  • Words that are spoken should be selected and presented carefully;
  • Life’s difficulties should be handled carefully;
  • Friendships and acquaintances should be pursued carefully;
  • Attitudes and actions should be formulated carefully;
  • Hobbies and other activities should be explored carefully;
  • Priorities and use of time should be calculated carefully;
      Why should parents exercise such care and caution in establishing an example for their kids? Well, if you have ever received a package labeled “Fragile: Handle with care,” you are aware immediately that the contents may be glass or something else breakable. Thus, you also recognize that improper handling can damage and even cause irreparable harm to the enclosed object. What a parent does or does not do has a tremendous impact on a child.     
      Perhaps you have heard the story about the teenaged boy who died in a tragic car accident. When the sheriff went to inform the boy’s parents, he held an empty whiskey bottle that had been found on the floorboard of the car. The father was enraged and exclaimed in anguish “Who would dare give my son alcohol?” As he opened his own “medicine” cabinet to get something to calm his nerves, the father noticed a note in the place where his favorite brand of drink was stored. The son had written, “Dad, thanks for the drink. I knew you wouldn’t mind.”
      Perhaps you have heard the old saying “Do as I say, not as I do.” Parents, believe it or not, that kind of example does not produce the desired training in your child. My family had a few household rules when my children were small such as “We only eat at the table” or “Don’t sit on the coffee table.” On occasion I would find myself eating a snack on the sofa or perched on the coffee table while watching a T.V. program. Usually one of my children would enter the den and remind me of the household rule that I had broken. I would want to respond “I bought the coffee table and I’ll sit on it when I want to.” Seeking to provide a consistent example, however, I would simply thank the child for reminding me of my infraction. (“Daddy, you forgot your seatbelt” was another reminder that I heard frequently.) A consistent example by parents is crucial to the training up of a young child.                  
      The careful and consistent example of Christian parents must include giving God priority in his/her life. Christian parents must set the example for their children as “imitators of Christ” (Eph. 5:20) as they “imitate what is good” (3 John 11). If a parent does not make God a daily priority, then the children will not have a godly example upon which to pattern their own life. The child may say, “Daddy didn’t need God and neither do I.”

      During my experience as a student minister, I would often implore young people not to follow the example of others but to be the example for others. Children do not enter the world with a stamp “Fragile: Handle with care.” Nonetheless, children are fragile and great care should be exercised by parents to ensure that the example lived before their children will help “train up a child.” 

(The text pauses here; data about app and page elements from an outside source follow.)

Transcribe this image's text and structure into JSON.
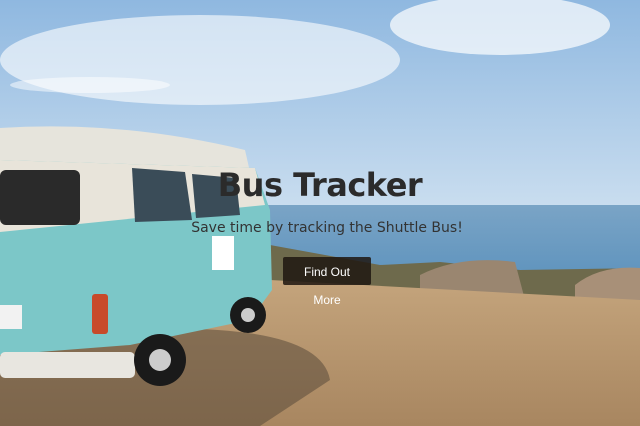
{
  "hero": {
    "title": "Bus Tracker",
    "subtitle": "Save time by tracking the Shuttle Bus!",
    "cta_label": "Find Out More"
  }
}
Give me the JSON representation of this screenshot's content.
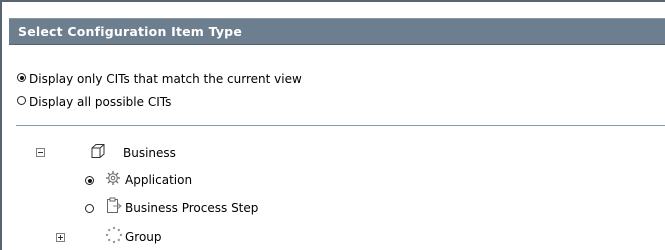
{
  "panel": {
    "title": "Select Configuration Item Type"
  },
  "view_options": [
    {
      "label": "Display only CITs that match the current view",
      "selected": true
    },
    {
      "label": "Display all possible CITs",
      "selected": false
    }
  ],
  "tree": {
    "root": {
      "label": "Business",
      "icon": "cube-icon",
      "expanded": true
    },
    "children": [
      {
        "label": "Application",
        "icon": "gear-icon",
        "selected": true
      },
      {
        "label": "Business Process Step",
        "icon": "process-step-icon",
        "selected": false
      },
      {
        "label": "Group",
        "icon": "group-icon",
        "expandable": true,
        "expanded": false
      }
    ]
  }
}
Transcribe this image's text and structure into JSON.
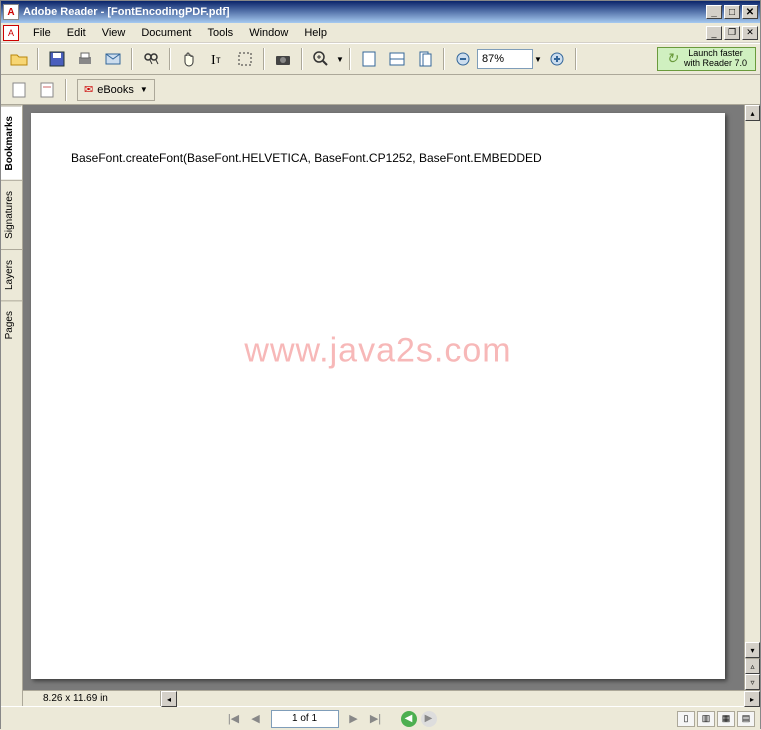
{
  "titlebar": {
    "app_name": "Adobe Reader",
    "document_name": "[FontEncodingPDF.pdf]"
  },
  "menus": {
    "file": "File",
    "edit": "Edit",
    "view": "View",
    "document": "Document",
    "tools": "Tools",
    "window": "Window",
    "help": "Help"
  },
  "toolbar": {
    "zoom_value": "87%",
    "ebooks_label": "eBooks"
  },
  "promo": {
    "line1": "Launch faster",
    "line2": "with Reader 7.0"
  },
  "sidebar_tabs": {
    "bookmarks": "Bookmarks",
    "signatures": "Signatures",
    "layers": "Layers",
    "pages": "Pages"
  },
  "document": {
    "content_line": "BaseFont.createFont(BaseFont.HELVETICA, BaseFont.CP1252, BaseFont.EMBEDDED",
    "watermark": "www.java2s.com"
  },
  "status": {
    "page_dims": "8.26 x 11.69 in",
    "page_info": "1 of 1"
  }
}
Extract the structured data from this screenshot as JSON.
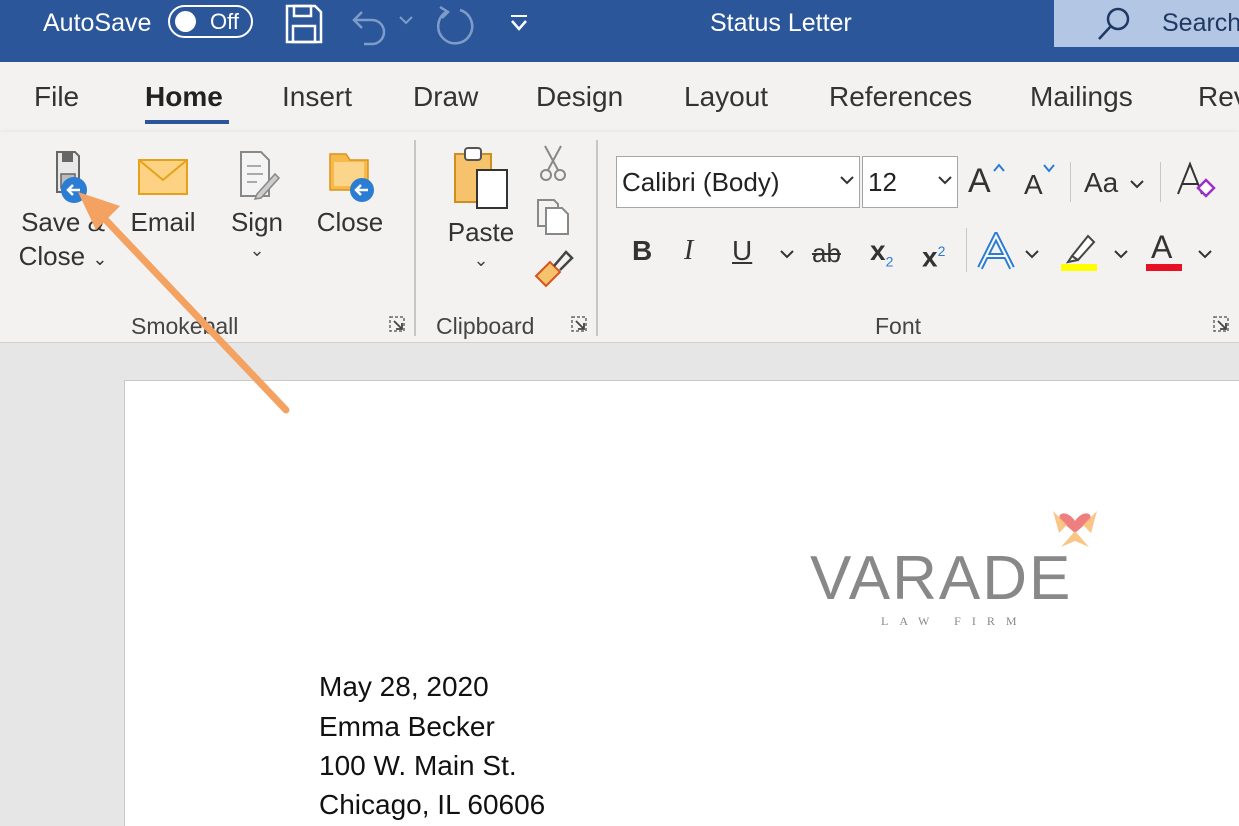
{
  "titlebar": {
    "autosave_label": "AutoSave",
    "autosave_state": "Off",
    "document_title": "Status Letter",
    "search_placeholder": "Search",
    "icons": [
      "save-icon",
      "undo-icon",
      "redo-icon",
      "customize-toolbar-icon",
      "search-icon"
    ]
  },
  "tabs": [
    {
      "label": "File"
    },
    {
      "label": "Home",
      "active": true
    },
    {
      "label": "Insert"
    },
    {
      "label": "Draw"
    },
    {
      "label": "Design"
    },
    {
      "label": "Layout"
    },
    {
      "label": "References"
    },
    {
      "label": "Mailings"
    },
    {
      "label": "Rev"
    }
  ],
  "ribbon": {
    "smokeball": {
      "group_label": "Smokeball",
      "save_close_line1": "Save &",
      "save_close_line2": "Close",
      "email": "Email",
      "sign": "Sign",
      "close": "Close"
    },
    "clipboard": {
      "group_label": "Clipboard",
      "paste": "Paste"
    },
    "font": {
      "group_label": "Font",
      "font_name": "Calibri (Body)",
      "font_size": "12",
      "grow_font": "A",
      "shrink_font": "A",
      "change_case": "Aa",
      "bold": "B",
      "italic": "I",
      "underline": "U",
      "strikethrough": "ab",
      "subscript_base": "x",
      "subscript_mark": "2",
      "superscript_base": "x",
      "superscript_mark": "2",
      "text_effects": "A",
      "font_color": "A"
    }
  },
  "document": {
    "logo_name": "VARADE",
    "logo_subtitle": "LAW FIRM",
    "lines": [
      "May 28, 2020",
      "Emma Becker",
      "100 W. Main St.",
      "Chicago, IL 60606"
    ]
  },
  "colors": {
    "titlebar": "#2b579a",
    "ribbon_bg": "#f3f2f1",
    "annotation_arrow": "#f4a261",
    "highlight_yellow": "#ffff00",
    "font_color_red": "#e81123"
  }
}
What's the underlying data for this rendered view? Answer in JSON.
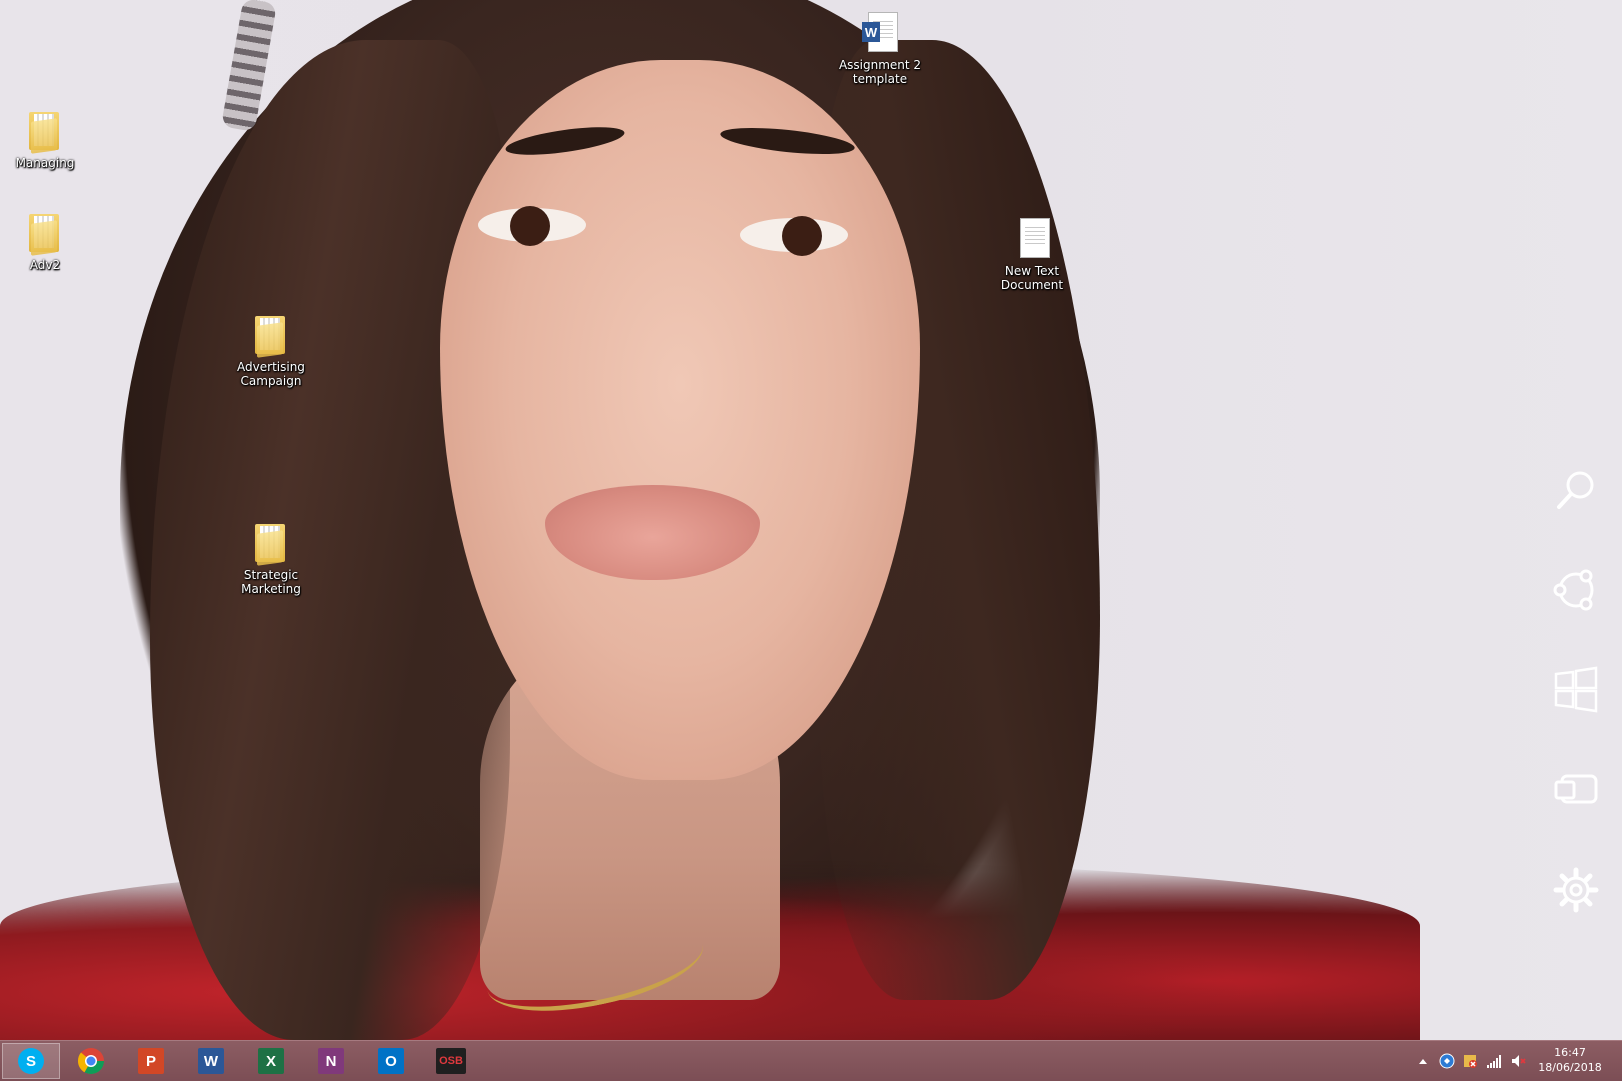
{
  "desktop": {
    "icons": [
      {
        "name": "Managing",
        "type": "folder"
      },
      {
        "name": "Adv2",
        "type": "folder"
      },
      {
        "name": "Advertising\nCampaign",
        "type": "folder"
      },
      {
        "name": "Strategic\nMarketing",
        "type": "folder"
      },
      {
        "name": "Assignment 2\ntemplate",
        "type": "word-document"
      },
      {
        "name": "New Text\nDocument",
        "type": "text-document"
      }
    ]
  },
  "charms": [
    "search-icon",
    "share-icon",
    "start-windows-icon",
    "devices-icon",
    "settings-icon"
  ],
  "taskbar": {
    "apps": [
      {
        "name": "Skype",
        "glyph": "S",
        "color": "#00aff0",
        "active": true
      },
      {
        "name": "Google Chrome",
        "glyph": "",
        "color": "#4285f4"
      },
      {
        "name": "PowerPoint",
        "glyph": "P",
        "color": "#d24726"
      },
      {
        "name": "Word",
        "glyph": "W",
        "color": "#2b5797"
      },
      {
        "name": "Excel",
        "glyph": "X",
        "color": "#1e7145"
      },
      {
        "name": "OneNote",
        "glyph": "N",
        "color": "#80397b"
      },
      {
        "name": "Outlook",
        "glyph": "O",
        "color": "#0072c6"
      },
      {
        "name": "OSB",
        "glyph": "OSB",
        "color": "#1f1f1f"
      }
    ],
    "tray": [
      "show-hidden-icons",
      "app-tray-icon",
      "security-icon",
      "network-signal-icon",
      "volume-muted-icon"
    ],
    "clock": {
      "time": "16:47",
      "date": "18/06/2018"
    }
  },
  "colors": {
    "taskbar": "#7c4e55",
    "desktop_bg": "#e8e4ea"
  }
}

Dear Heavenly Father, Thank you for the careful and consistent example of my parents. I pray that the example that I set for my children has and is producing fruit in them. May they will live a life worthy of the calling they have received and be the example for their children to follow. Amen.


P.S. Daniel Cannon Hall, III entered the world on Saturday, March 5. Rather than the possibility of “Thaddeus Judas” noted in an earlier “From Daniel’s Den,” he will be called “Cannon.” Everyone is doing well!